“How did you get it? Did you force it away from her, or did you steal it?” they said.

“She gave it to me. How could I force it from her or steal it when she held it in her hand, blade uppermost. I sang and danced for her and she burst out laughing. Then she gave it to me,” he answered.

When the old men of the village heard the orphan’s story they were very silent. It was a strange thing for a lad to dance in a tepee where there was mourning. It was stranger that a mother should laugh in a tepee before the corpse of her dead daughter. The old men gathered at last in a council. They sat a long time without saying anything, for they did not want to decide hastily. The pipe was filled and passed many times. At last an old man spoke.

“We have a hard question. A mother has laughed before the corpse of her daughter, and many think she has done foolishly, but I think the woman did wisely. The lad was simple and of no training, and we cannot expect him to know how to do as well as one with good home and parents to teach him. Besides, he did the best that he knew. He danced to make the mother forget her grief, and he tried to honor the corpse by waving over it his hands.”

“The mother did right to laugh, for when one does try to do us good, even if what he does causes us discomfort, we should always remember rather the motive than the deed. And besides, the simple boy’s dancing saved the woman’s life, for she gave up her knife. In this, too, she did well, for it is always better to live for the living than to die for the dead.”

“From this day we shall dance to remember the life of the dead and the joy in living.”

The family adopted the simple boy as their son. He came to know the love of parents and taught them the love of life. He brought much joy to their home and he never lost his simple view of living in joy. Before his new parents past he filled their lives with children for he married and brought them many joyful grandchildren. The dancing and laughing for living joy remained in the home all the days.

(All the days does not cover a single life they cover forever more.)

(Here the speaker is free to add his/her wisdom to the story so everything from here down is me. The above story is translated from my native tongue and some words do not translate as well as others. I did my best to honor the story and make it so you’d understand it.)

The simple boy taught us life is what matters. The dead are not here but the life they left for us is celebratory and cause for celebration. He danced, not for the daughter but for the mother. In the dance she remembered life is for the living and it is worth living. Today we dance for the dead, tell stories of their lives and share the wisdom they passed to us. This is the way of the Lakota and this is why we dance. To remember and honor the dead for the life they shared with us all and the life we will share when it is our time of passing.

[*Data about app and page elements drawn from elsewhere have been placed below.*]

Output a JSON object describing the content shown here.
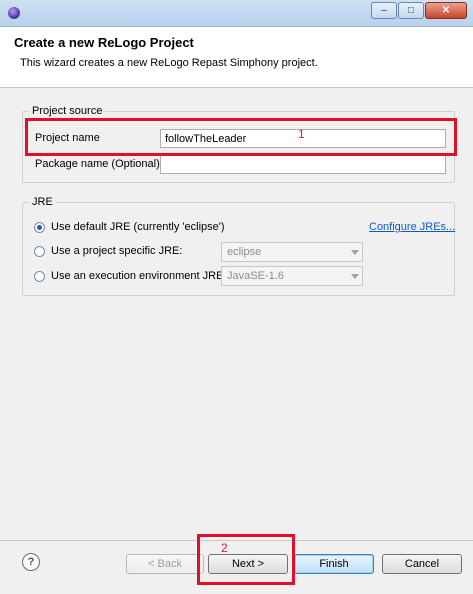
{
  "header": {
    "title": "Create a new ReLogo Project",
    "description": "This wizard creates a new ReLogo Repast Simphony project."
  },
  "project_source": {
    "group_title": "Project source",
    "project_name_label": "Project name",
    "project_name_value": "followTheLeader",
    "package_name_label": "Package name (Optional)",
    "package_name_value": ""
  },
  "jre": {
    "group_title": "JRE",
    "options": [
      {
        "label": "Use default JRE (currently 'eclipse')",
        "checked": true
      },
      {
        "label": "Use a project specific JRE:",
        "checked": false
      },
      {
        "label": "Use an execution environment JRE:",
        "checked": false
      }
    ],
    "configure_link": "Configure JREs...",
    "specific_jre_value": "eclipse",
    "execution_env_value": "JavaSE-1.6"
  },
  "footer": {
    "help_glyph": "?",
    "back": "< Back",
    "next": "Next >",
    "finish": "Finish",
    "cancel": "Cancel"
  },
  "annotations": {
    "label_1": "1",
    "label_2": "2",
    "color": "#e0102a"
  },
  "window": {
    "buttons": [
      "minimize-icon",
      "maximize-icon",
      "close-icon"
    ]
  }
}
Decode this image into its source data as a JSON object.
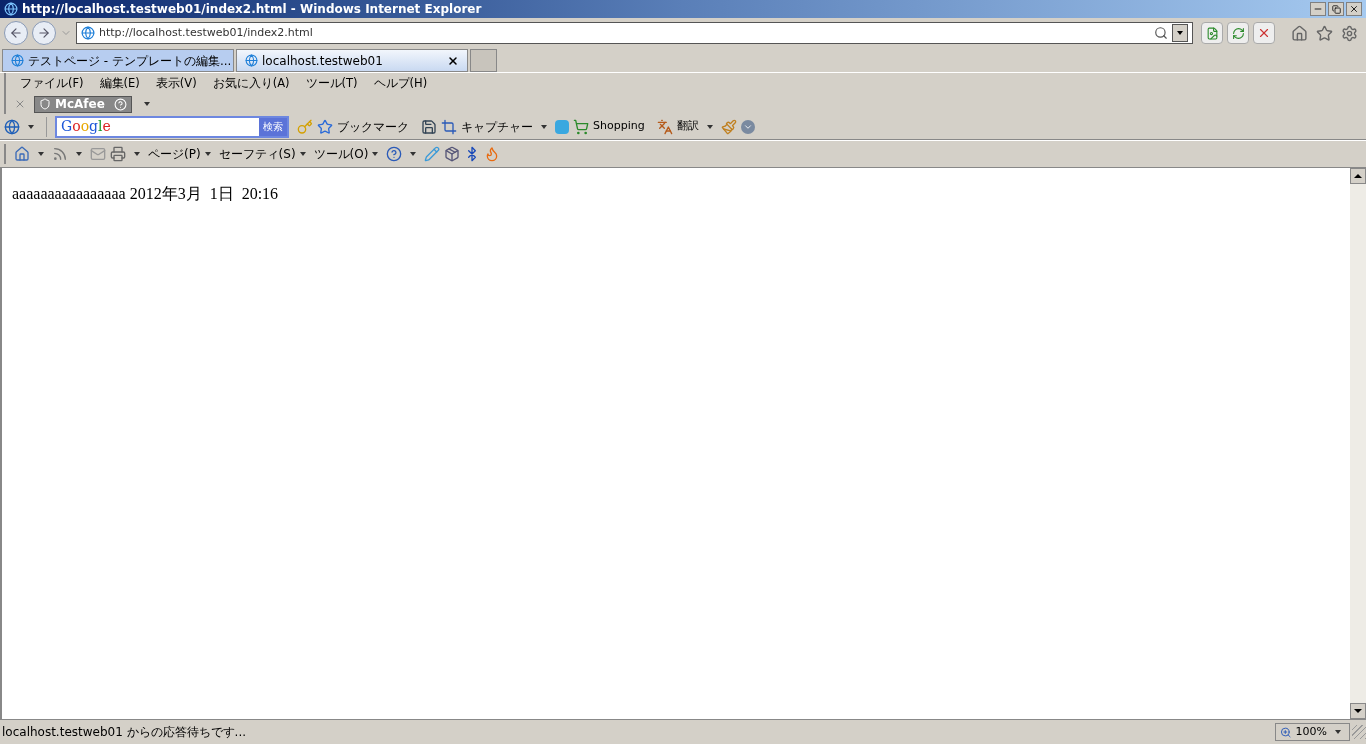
{
  "window": {
    "title": "http://localhost.testweb01/index2.html - Windows Internet Explorer"
  },
  "address_bar": {
    "url": "http://localhost.testweb01/index2.html"
  },
  "tabs": [
    {
      "label": "テストページ - テンプレートの編集...",
      "selected": false
    },
    {
      "label": "localhost.testweb01",
      "selected": true
    }
  ],
  "menu": [
    "ファイル(F)",
    "編集(E)",
    "表示(V)",
    "お気に入り(A)",
    "ツール(T)",
    "ヘルプ(H)"
  ],
  "mcafee": {
    "label": "McAfee"
  },
  "google_toolbar": {
    "logo": "Google",
    "search_button": "検索",
    "bookmark": "ブックマーク",
    "capture": "キャプチャー",
    "shopping": "Shopping",
    "translate": "翻訳"
  },
  "command_bar": {
    "items": [
      "ページ(P)",
      "セーフティ(S)",
      "ツール(O)"
    ]
  },
  "page": {
    "text": "aaaaaaaaaaaaaaaa 2012年3月  1日  20:16"
  },
  "status_bar": {
    "text": "localhost.testweb01 からの応答待ちです...",
    "zoom": "100%"
  }
}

Death is the end for the living but the beginning for the dead. We will see them again and the face they remember should be filled with joys they helped make and not sorrows of death. Because death is but a new beginning.

My grandpa mato said to me when he finished the story; “The simple boy taught us the joy in all life, even the life to come. He knew joy because his eyes too were once clouded with death of his parents and sadness. As he grew he remained happy. The elders could not understand for he had no family and yet he was happy. His dance taught them joy comes from life itself. Do you understand now why we dance?”

I was little I didn’t understand so he explained that death is just a beginning like birth. My birth into this world was the beginning I know and my death is my birth into my next season of life. That new life and the life I gave those who remain behind is worthy of celebration. This is why we dance. Not for the dead, but for the living in both seasons.

I never fully understood until many years later. But I know we live now and death begins new life so we live then too. Life in both forms is something great and wonderful and worthy of much joy. Little is more joyful than dancing and singing and telling stories of those that preceded us to the next life.

I still miss grandpa Mato, his wise and stead advice. Much wisdom was shared in his time and many times more love shared. It maybe time to dance again and remember, love and celebrate the life he lived and the life I will meet him again.

~Michelle